Here are two Extracts from Maurice Frydman’s poetry:
I am at the end of the tether
and can’t break the cord
All my going ahead
is a deceitful dream,
All my thinking not true,
all my feeling not pure,
All my doing not right,
all my living not clear.
I am tied to myself
by myself through myself,
The knot out of reach,
I am in your hands.
There is a Heart and a mind,
and a body and soul
Waiting for you.
You will come when you choose,
And whatever you like
you are welcome to do.
* * *
Heavy with the mud of many lands
I was flowing lazily,
Making obstacles of myself

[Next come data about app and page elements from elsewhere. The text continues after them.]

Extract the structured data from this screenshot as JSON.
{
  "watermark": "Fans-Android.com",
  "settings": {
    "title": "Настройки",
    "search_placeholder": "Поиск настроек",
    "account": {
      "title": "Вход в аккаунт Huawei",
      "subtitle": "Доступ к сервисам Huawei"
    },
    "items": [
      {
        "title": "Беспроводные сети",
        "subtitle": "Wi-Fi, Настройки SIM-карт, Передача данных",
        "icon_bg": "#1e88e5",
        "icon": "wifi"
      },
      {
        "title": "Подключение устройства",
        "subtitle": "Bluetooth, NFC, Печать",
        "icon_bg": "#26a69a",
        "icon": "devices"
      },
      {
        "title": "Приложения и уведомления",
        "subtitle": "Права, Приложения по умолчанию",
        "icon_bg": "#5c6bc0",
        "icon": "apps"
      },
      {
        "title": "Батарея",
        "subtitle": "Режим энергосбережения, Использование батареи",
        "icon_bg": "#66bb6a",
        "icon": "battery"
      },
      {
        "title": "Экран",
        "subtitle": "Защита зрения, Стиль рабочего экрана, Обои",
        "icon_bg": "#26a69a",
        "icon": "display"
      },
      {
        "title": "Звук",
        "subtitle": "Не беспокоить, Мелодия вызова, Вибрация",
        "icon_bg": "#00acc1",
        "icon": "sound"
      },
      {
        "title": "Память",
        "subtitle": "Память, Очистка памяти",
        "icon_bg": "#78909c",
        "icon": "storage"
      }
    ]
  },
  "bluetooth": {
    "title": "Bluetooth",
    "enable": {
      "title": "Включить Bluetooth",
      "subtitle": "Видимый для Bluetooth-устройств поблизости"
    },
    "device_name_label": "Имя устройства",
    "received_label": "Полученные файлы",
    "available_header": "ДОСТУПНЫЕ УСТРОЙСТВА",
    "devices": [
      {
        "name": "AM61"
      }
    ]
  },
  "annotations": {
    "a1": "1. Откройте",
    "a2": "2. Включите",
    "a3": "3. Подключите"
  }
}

out of my unholy accumulations.
Suddenly I awakened
to the freshness of endless beauty,
And felt the eternal environment
of endless peace.
My beloved I have found you,
and yet never were we separated,
Every drop of my being is you
and yours is the force of my flow,
Never are we apart
and yet I always strive after you.
The flow of creation will go on
with me or without me,
Only do not make me forget
that I am none
and that you only exist and create
in ever-changing mobility.
Poems by Maurice Frydman (1901-1977)
Painting by Edwin Lord Weeks (1849-1903)
– Maurice Frydman’s poetry is from the book:
‘Face to Face with Sri Ramana Maharshi’ – by Laxmi Narain – (Sri Ramana Kendram, Hyderabad)
– Read this more extensive biography of Maurice Frydman here.
– ‘I Am That’ – by Sri Nisargadatta Maharaj – (Chetana Pvt.Ltd)
– ‘Maharshi’s Gospel’ – by Ramana Maharshi and Maurice Frydman – (Sri Ramanasramam)
– Maurice Frydman (Wikipedia)
– Paula Marvelly, An Interview with Sri V. Ganesan
– Edwin Lord Weeks (Wikipedia)
One thought on “Swami Bharatananda”
Reblogged this on Gathering of Wisdom.